__Brief__: The listing below should be written out word for word, with its pictures removed.

__Records supplied__:

-=-=-

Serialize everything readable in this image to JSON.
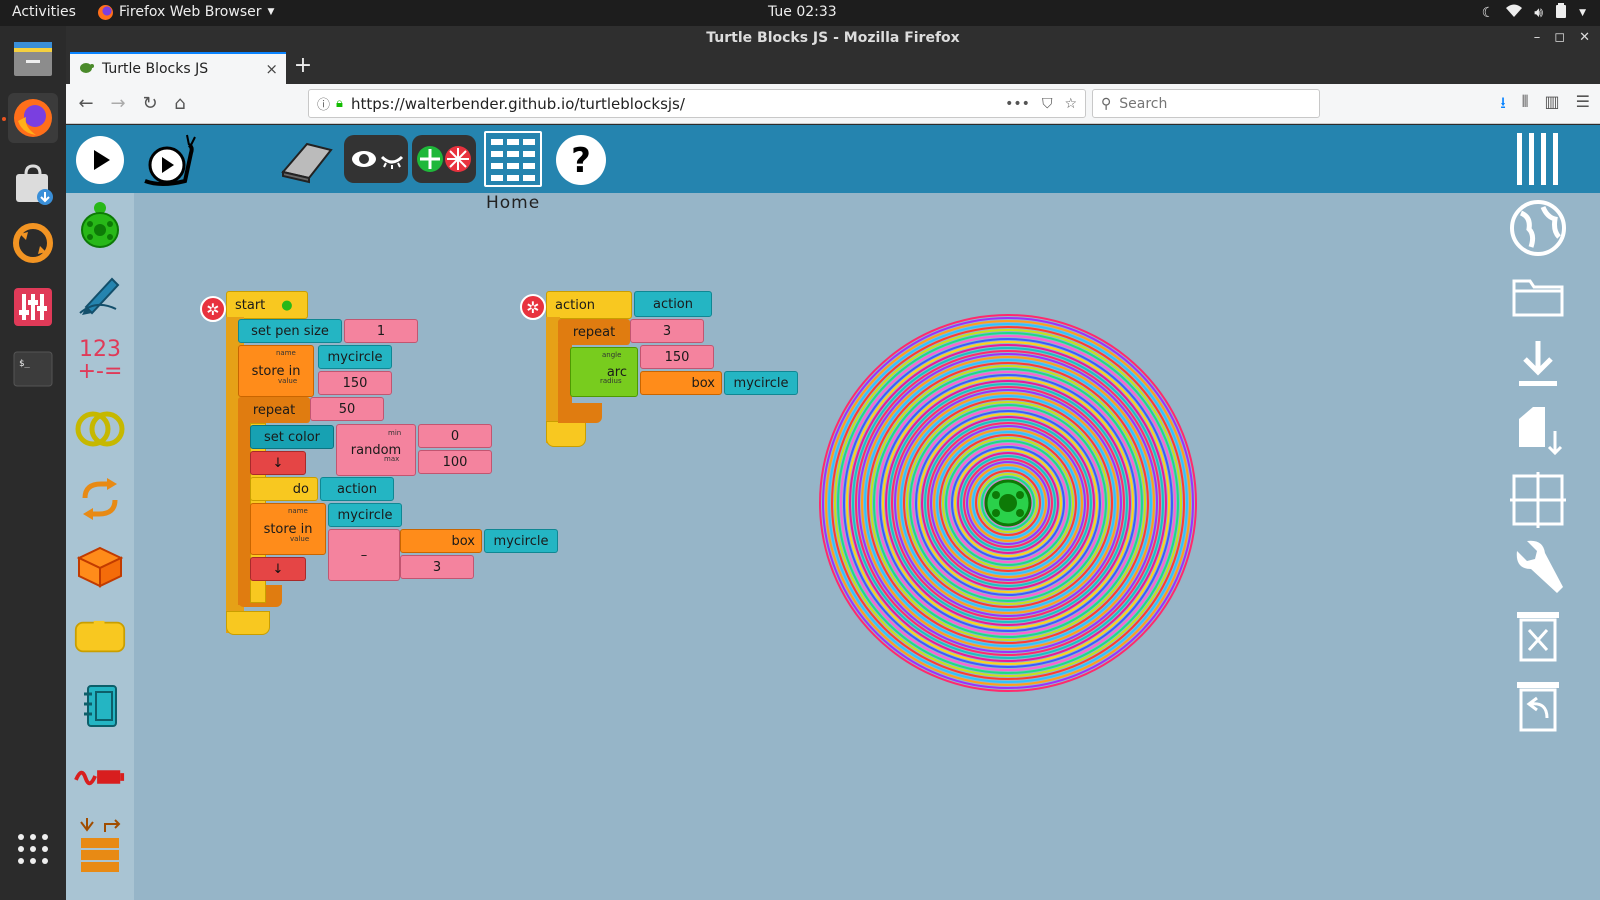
{
  "topbar": {
    "activities": "Activities",
    "app_menu": "Firefox Web Browser",
    "clock": "Tue 02:33"
  },
  "window": {
    "title": "Turtle Blocks JS - Mozilla Firefox"
  },
  "tab": {
    "title": "Turtle Blocks JS",
    "close": "×",
    "new_tab": "+"
  },
  "nav": {
    "url": "https://walterbender.github.io/turtleblocksjs/",
    "search_placeholder": "Search",
    "more": "•••"
  },
  "toolbar": {
    "home_label": "Home",
    "help": "?"
  },
  "palette": {
    "number_label_top": "123",
    "number_label_bottom": "+-="
  },
  "stack1": {
    "start_label": "start",
    "set_pen_size_label": "set pen size",
    "set_pen_size_value": "1",
    "store1_label": "store in",
    "store1_name_hint": "name",
    "store1_value_hint": "value",
    "store1_name": "mycircle",
    "store1_value": "150",
    "repeat_label": "repeat",
    "repeat_value": "50",
    "set_color_label": "set color",
    "random_label": "random",
    "random_min_hint": "min",
    "random_max_hint": "max",
    "random_min": "0",
    "random_max": "100",
    "arrow1": "↓",
    "do_label": "do",
    "do_value": "action",
    "store2_label": "store in",
    "store2_name_hint": "name",
    "store2_value_hint": "value",
    "store2_name": "mycircle",
    "minus_label": "–",
    "box_label": "box",
    "box_value": "mycircle",
    "minus_value": "3",
    "arrow2": "↓"
  },
  "stack2": {
    "action_label": "action",
    "action_name": "action",
    "repeat_label": "repeat",
    "repeat_value": "3",
    "arc_label": "arc",
    "arc_angle_hint": "angle",
    "arc_radius_hint": "radius",
    "arc_angle": "150",
    "box_label": "box",
    "box_value": "mycircle"
  },
  "colors": {
    "toolbar_blue": "#2584af",
    "canvas_bg": "#96b5c8",
    "palette_bg": "#a9c4d3"
  }
}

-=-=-

__Output below__:
Serialize everything readable in this image to JSON.
{
  "topbar": {
    "activities": "Activities",
    "app_menu": "Firefox Web Browser",
    "clock": "Tue 02:33"
  },
  "window": {
    "title": "Turtle Blocks JS - Mozilla Firefox"
  },
  "tab": {
    "title": "Turtle Blocks JS",
    "close": "×",
    "new_tab": "+"
  },
  "nav": {
    "url": "https://walterbender.github.io/turtleblocksjs/",
    "search_placeholder": "Search",
    "more": "•••"
  },
  "toolbar": {
    "home_label": "Home",
    "help": "?"
  },
  "palette": {
    "number_label_top": "123",
    "number_label_bottom": "+-="
  },
  "stack1": {
    "start_label": "start",
    "set_pen_size_label": "set pen size",
    "set_pen_size_value": "1",
    "store1_label": "store in",
    "store1_name_hint": "name",
    "store1_value_hint": "value",
    "store1_name": "mycircle",
    "store1_value": "150",
    "repeat_label": "repeat",
    "repeat_value": "50",
    "set_color_label": "set color",
    "random_label": "random",
    "random_min_hint": "min",
    "random_max_hint": "max",
    "random_min": "0",
    "random_max": "100",
    "arrow1": "↓",
    "do_label": "do",
    "do_value": "action",
    "store2_label": "store in",
    "store2_name_hint": "name",
    "store2_value_hint": "value",
    "store2_name": "mycircle",
    "minus_label": "–",
    "box_label": "box",
    "box_value": "mycircle",
    "minus_value": "3",
    "arrow2": "↓"
  },
  "stack2": {
    "action_label": "action",
    "action_name": "action",
    "repeat_label": "repeat",
    "repeat_value": "3",
    "arc_label": "arc",
    "arc_angle_hint": "angle",
    "arc_radius_hint": "radius",
    "arc_angle": "150",
    "box_label": "box",
    "box_value": "mycircle"
  },
  "colors": {
    "toolbar_blue": "#2584af",
    "canvas_bg": "#96b5c8",
    "palette_bg": "#a9c4d3"
  }
}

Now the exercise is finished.